MVFF40: DARKEST HOUR’s Joe Wright & Kristin Scott Thomas
18 Oct, 2017
DARKEST HOUR (2017), directed by Joe Wright [“Atonement” (2007) , “Pride & Prejudice” (2005) , “Anna Karenina” (2012)] and starring Dame Kristin Scott Thomas [“The English Patient” (1996), “Gosford Park” (2001), “Four Weddings and a Funeral” (1994), “The Horse Whisperer” (1998)] and Gary Oldman [“The Dark Knight Rises” (2012), “The Dark Knight” (2008) “Batman Begins” (2005)], is a dramatic historical and biographical film set during the early days of World War II when Winston Churchill became Prime Minister of Great Britain. At this time, a great burden was upon Churchill’s shoulders as he was forced to make a decision between negotiating with Hitler or fighting for the survival of Western Europe and its people.
Watch our exclusive Opening Night red carpet interview with director Joe Wright:
This film could have easily been a slow-moving, dry, political piece about this history of Great Britain in which characters were flat and uninteresting, but instead, each was lively and entertaining. Wright had an amazing way with this story choosing actors like Oldman, Thomas and supporting actress Lily James [“Cinderella” (2015), “Baby Driver” (2017)], who played Churchill’s bright-eyed and charming secretary, Elizabeth Layton. Oldman was transformed into looking like an aging Churchill, and did not miss a beat by playing the role of a man who lacked proper social mannerisms making each scene extremely amusing in the midst of challenging circumstances. Oldman’s talents shined bright complimented by Thomas who played Clementine Churchill, the British Prime Minister’s supportive wife. As with Oldman, make-up also aged Thomas to fit the role. Thomas’ character was emotionally grounded, level-headed, a necessary compliment to man who was constantly susceptive to incontrollable and improper emotional eruptions. And through her skillful acting, she was able to effectively convey extreme warmth, as well as abounding love and care for Churchill who seemed at times unloveable.
Watch our red carpet interview with Kristin Scott Thomas:

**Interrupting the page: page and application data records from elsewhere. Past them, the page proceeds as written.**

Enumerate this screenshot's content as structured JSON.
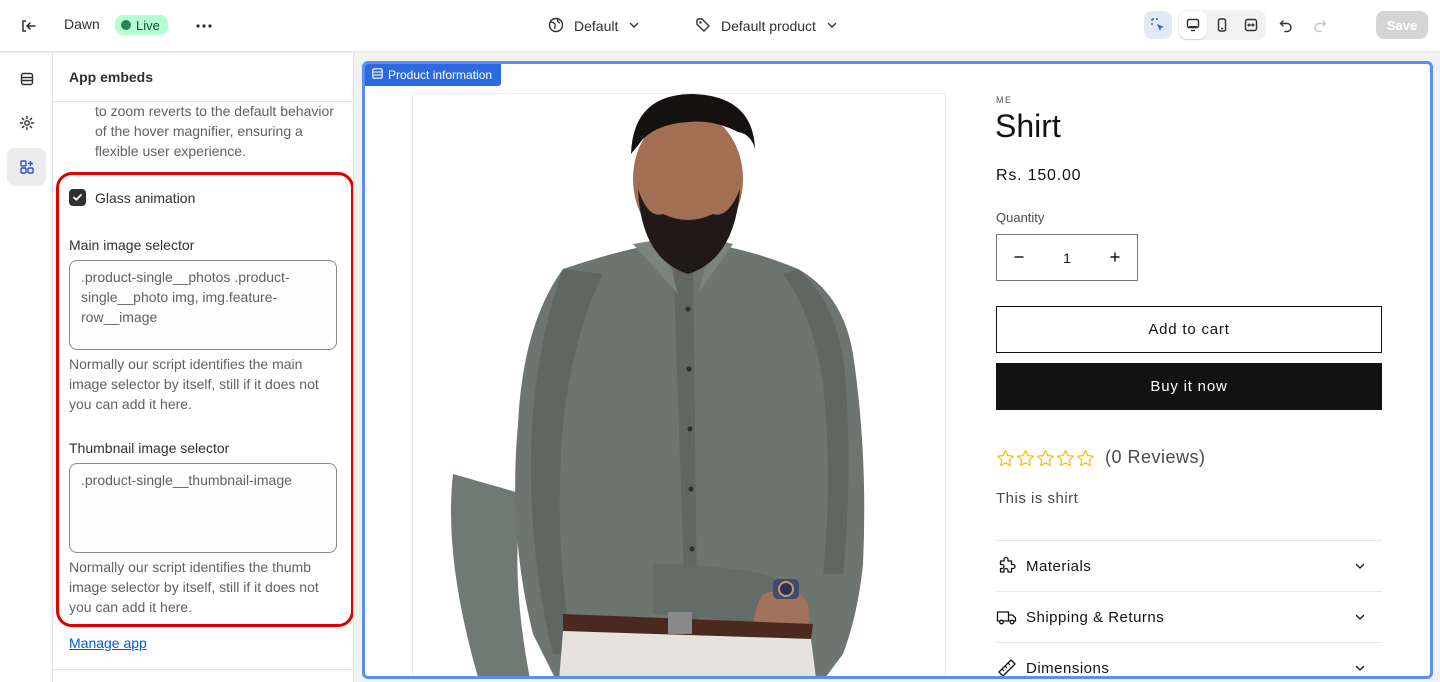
{
  "topbar": {
    "theme_name": "Dawn",
    "status": "Live",
    "more_label": "•••",
    "template_selector": "Default",
    "product_selector": "Default product",
    "save_label": "Save"
  },
  "panel": {
    "title": "App embeds",
    "help_top": "to zoom reverts to the default behavior of the hover magnifier, ensuring a flexible user experience.",
    "checkbox_label": "Glass animation",
    "main_selector": {
      "label": "Main image selector",
      "value": ".product-single__photos .product-single__photo img, img.feature-row__image",
      "help": "Normally our script identifies the main image selector by itself, still if it does not you can add it here."
    },
    "thumb_selector": {
      "label": "Thumbnail image selector",
      "value": ".product-single__thumbnail-image",
      "help": "Normally our script identifies the thumb image selector by itself, still if it does not you can add it here."
    },
    "manage_link": "Manage app"
  },
  "preview": {
    "section_tag": "Product information",
    "vendor": "ME",
    "title": "Shirt",
    "price": "Rs. 150.00",
    "quantity_label": "Quantity",
    "quantity_value": "1",
    "add_to_cart": "Add to cart",
    "buy_now": "Buy it now",
    "rating": 0,
    "rating_max": 5,
    "reviews": "(0 Reviews)",
    "description": "This is shirt",
    "accordions": [
      {
        "label": "Materials",
        "icon": "puzzle-icon"
      },
      {
        "label": "Shipping & Returns",
        "icon": "truck-icon"
      },
      {
        "label": "Dimensions",
        "icon": "ruler-icon"
      }
    ]
  },
  "colors": {
    "live_badge_bg": "#b4fed2",
    "selection_outline": "#5a8ff0",
    "section_tag_bg": "#2d6ae0",
    "highlight_box": "#e00000",
    "star": "#f5c518",
    "link": "#005bd3"
  }
}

Scenes of political meetings in a room full of grumbling male officials distractingly and noisily waving bundles of papers around to signify their approval of Churchill’s rallying words, provided the audience a glimpse into former times regarding how governmental sessions occurred during that period. At this time, women were excluded from rooms filled with classified information, as well as private meetings that only men had access to. A touching scene was when the prime minister brought his secretary, Layton, into one of these exclusively male rooms following learning that her brother was one of the soldiers lost in a recent battle that he, at a high level, may have been responsible for. This interaction shed some light into the leader’s often hidden sensitivity to people and humanity, as he commonly came across as blunt, insensitive and intimidating to those around him. DARKEST HOUR is an important picture that provides insights into Churchill’s private and public persona and the way he dealt with pressing political issues at a crucial chapter in Western Europe’s past.
See DARKEST HOUR in theaters November 22.
Article: Cindy Maram
Interviewed and Produced by Cindy Maram for Dig In Magazine
Videography by Ed Troxell
Featured image by Jonathan Scott Shensa
Kristin Scott Thomas
Mill Valley Film Festival
Watch our 40th Mill Valley Film Festival MUDBOUND interview with writer/director Dee Rees and view further MVFF video interviews.